Everyone gets that familiar lump in the throat on the verge of every emotional outburst. When we are about to cry, scream or shout, this noticeable lump forms in our throat and sees to prevent us from breathing or even saying a word. What is this lump really?
Well the lump in our throat is not really a lump after all. It is purely a physical sensation we get when our throttles to carry out two opposite functions at the same time. This is the same sensation we feel when we become emotional or are about to cry. Prior to an emotional outburst, natural human instinct brings us into a fight-or-flight state. Trigger factors such as the stressrought about by fear or anger causes our heart to pump a lot harder. As a result, our lungs work double time to keep up with the pumping and our vocal chords stretch wide open to accommodate the larger gulps of air we have to take in to feed our lungs.
In the middle of our larynx is an opening that works like a valve which allows air to pass through into the lungs upon intake. This opening called the glottis is what temporarily closes up when we swallow. Our vocal chords are responsible for direct control over the glottis. It is at its largest when we scream and is at its smallest when we swallow.

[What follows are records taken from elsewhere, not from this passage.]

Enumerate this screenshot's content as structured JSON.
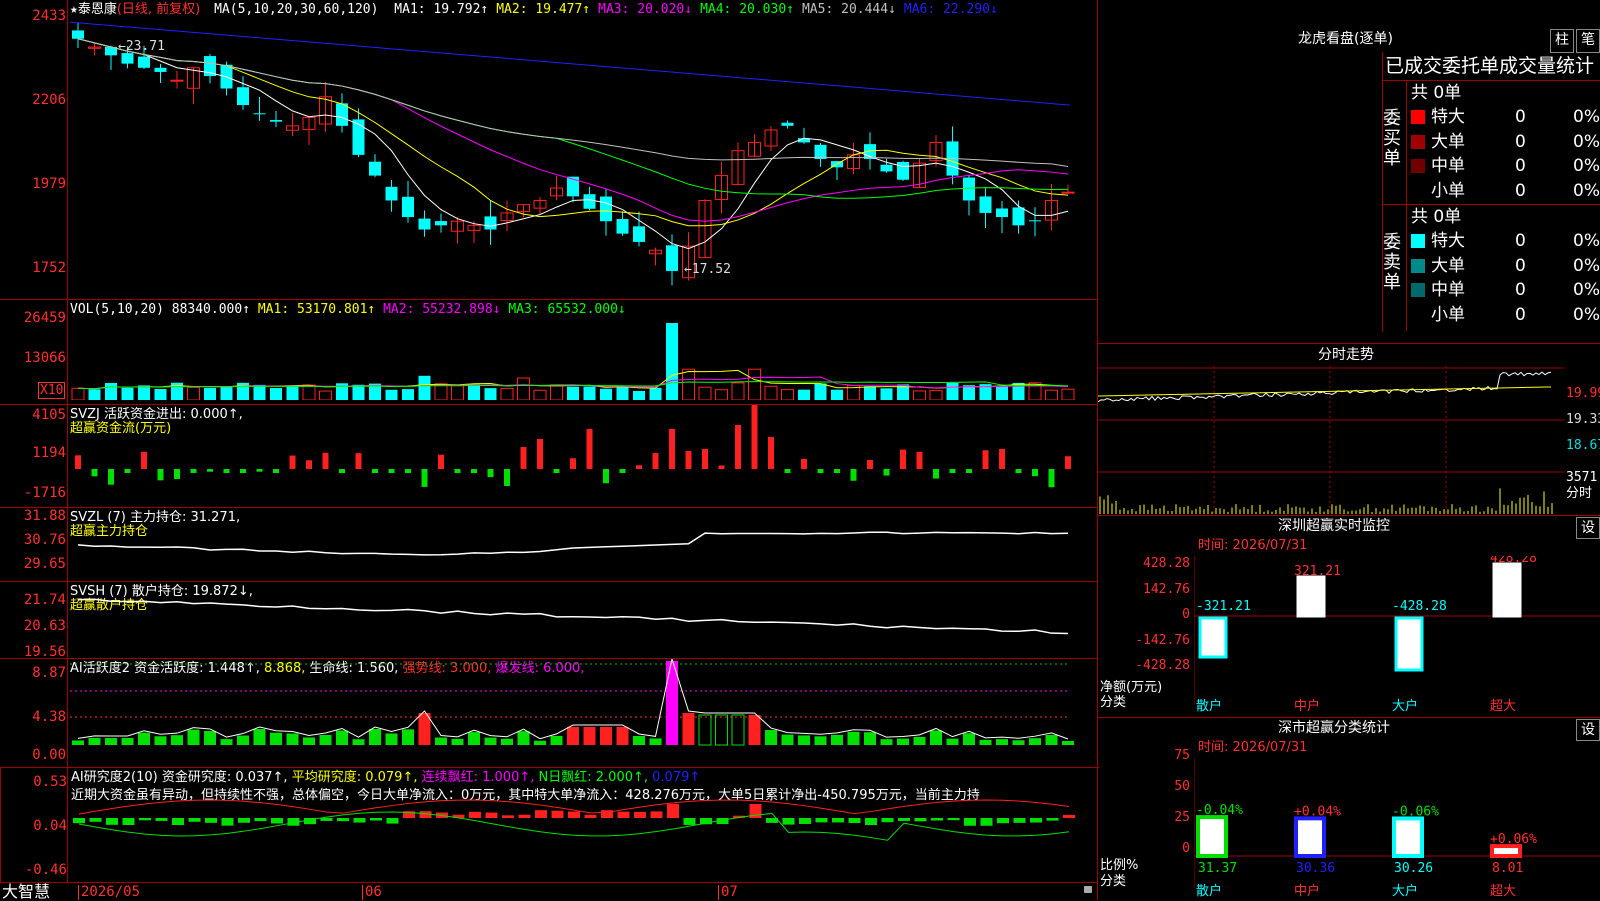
{
  "stock": {
    "name": "泰恩康",
    "mode": "(日线, 前复权)",
    "star": "★"
  },
  "ma_bar": {
    "params": "MA(5,10,20,30,60,120)",
    "items": [
      {
        "label": "MA1: 19.792↑",
        "color": "#ffffff"
      },
      {
        "label": "MA2: 19.477↑",
        "color": "#ffff00"
      },
      {
        "label": "MA3: 20.020↓",
        "color": "#ff00ff"
      },
      {
        "label": "MA4: 20.030↑",
        "color": "#00ff00"
      },
      {
        "label": "MA5: 20.444↓",
        "color": "#c0c0c0"
      },
      {
        "label": "MA6: 22.290↓",
        "color": "#2020ff"
      }
    ]
  },
  "main_axis": [
    "2433",
    "2206",
    "1979",
    "1752"
  ],
  "annotations": {
    "high": "←23.71",
    "low": "←17.52"
  },
  "vol": {
    "header": "VOL(5,10,20)",
    "value": "88340.000↑",
    "ma1": "MA1: 53170.801↑",
    "ma2": "MA2: 55232.898↓",
    "ma3": "MA3: 65532.000↓",
    "axis": [
      "26459",
      "13066"
    ],
    "unit": "X10"
  },
  "svzj": {
    "line1": "SVZJ  活跃资金进出: 0.000↑,",
    "line2": "超赢资金流(万元)",
    "axis": [
      "4105",
      "1194",
      "-1716"
    ]
  },
  "svzl": {
    "line1": "SVZL (7) 主力持仓: 31.271,",
    "line2": "超赢主力持仓",
    "axis": [
      "31.88",
      "30.76",
      "29.65"
    ]
  },
  "svsh": {
    "line1": "SVSH (7) 散户持仓: 19.872↓,",
    "line2": "超赢散户持仓",
    "axis": [
      "21.74",
      "20.63",
      "19.56"
    ]
  },
  "ai1": {
    "title": "AI活跃度2 资金活跃度: 1.448↑,",
    "v2": "8.868,",
    "life": "生命线: 1.560,",
    "strong": "强势线: 3.000,",
    "burst": "爆发线: 6.000,",
    "axis": [
      "8.87",
      "4.38",
      "0.00"
    ]
  },
  "ai2": {
    "title": "AI研究度2(10) 资金研究度: 0.037↑,",
    "avg": "平均研究度: 0.079↑,",
    "cont": "连续飘红: 1.000↑,",
    "nday": "N日飘红: 2.000↑,",
    "last": "0.079↑",
    "comment": "近期大资金虽有异动，但持续性不强，总体偏空，今日大单净流入：0万元，其中特大单净流入：428.276万元，大单5日累计净出-450.795万元，当前主力持",
    "axis": [
      "0.53",
      "0.04",
      "-0.46"
    ]
  },
  "date_axis": {
    "logo": "大智慧",
    "labels": [
      "2026/05",
      "06",
      "07"
    ]
  },
  "lh": {
    "title": "龙虎看盘(逐单)",
    "btn1": "柱",
    "btn2": "笔",
    "header": "已成交委托单成交量统计",
    "buy_label": "委买单",
    "sell_label": "委卖单",
    "buy_total": "共 0单",
    "sell_total": "共 0单",
    "buy_rows": [
      {
        "name": "特大",
        "count": "0",
        "pct": "0%",
        "color": "#ff0000"
      },
      {
        "name": "大单",
        "count": "0",
        "pct": "0%",
        "color": "#a00000"
      },
      {
        "name": "中单",
        "count": "0",
        "pct": "0%",
        "color": "#700000"
      },
      {
        "name": "小单",
        "count": "0",
        "pct": "0%",
        "color": ""
      }
    ],
    "sell_rows": [
      {
        "name": "特大",
        "count": "0",
        "pct": "0%",
        "color": "#00ffff"
      },
      {
        "name": "大单",
        "count": "0",
        "pct": "0%",
        "color": "#008a8a"
      },
      {
        "name": "中单",
        "count": "0",
        "pct": "0%",
        "color": "#006a6a"
      },
      {
        "name": "小单",
        "count": "0",
        "pct": "0%",
        "color": ""
      }
    ]
  },
  "intraday": {
    "title": "分时走势",
    "axis": [
      "19.99",
      "19.33",
      "18.67"
    ],
    "vol": "3571",
    "vol_lbl": "分时"
  },
  "monitor": {
    "title": "深圳超赢实时监控",
    "set": "设",
    "time": "时间: 2026/07/31",
    "axis": [
      "428.28",
      "142.76",
      "0",
      "-142.76",
      "-428.28"
    ],
    "values": [
      "-321.21",
      "321.21",
      "-428.28",
      "428.28"
    ],
    "ylabel": "净额(万元)",
    "xlabel": "分类",
    "cats": [
      "散户",
      "中户",
      "大户",
      "超大"
    ]
  },
  "classify": {
    "title": "深市超赢分类统计",
    "set": "设",
    "time": "时间: 2026/07/31",
    "axis": [
      "75",
      "50",
      "25",
      "0"
    ],
    "changes": [
      "-0.04%",
      "+0.04%",
      "-0.06%",
      "+0.06%"
    ],
    "values": [
      "31.37",
      "30.36",
      "30.26",
      "8.01"
    ],
    "ylabel": "比例%",
    "xlabel": "分类",
    "cats": [
      "散户",
      "中户",
      "大户",
      "超大"
    ]
  }
}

The sensation of that lump in the throat occurs when, prior to that emotional outburst, we take in deep breaths. The action forces the glottis to be at its largest. At the same time, just before crying, we attempted to swallow the tears that are coming, which forces the vocal chords to compress on the glottis. Our vocal chords perform two contrast functions, compressing and expanding at the same time, and we feel that tension as the lump in our throat.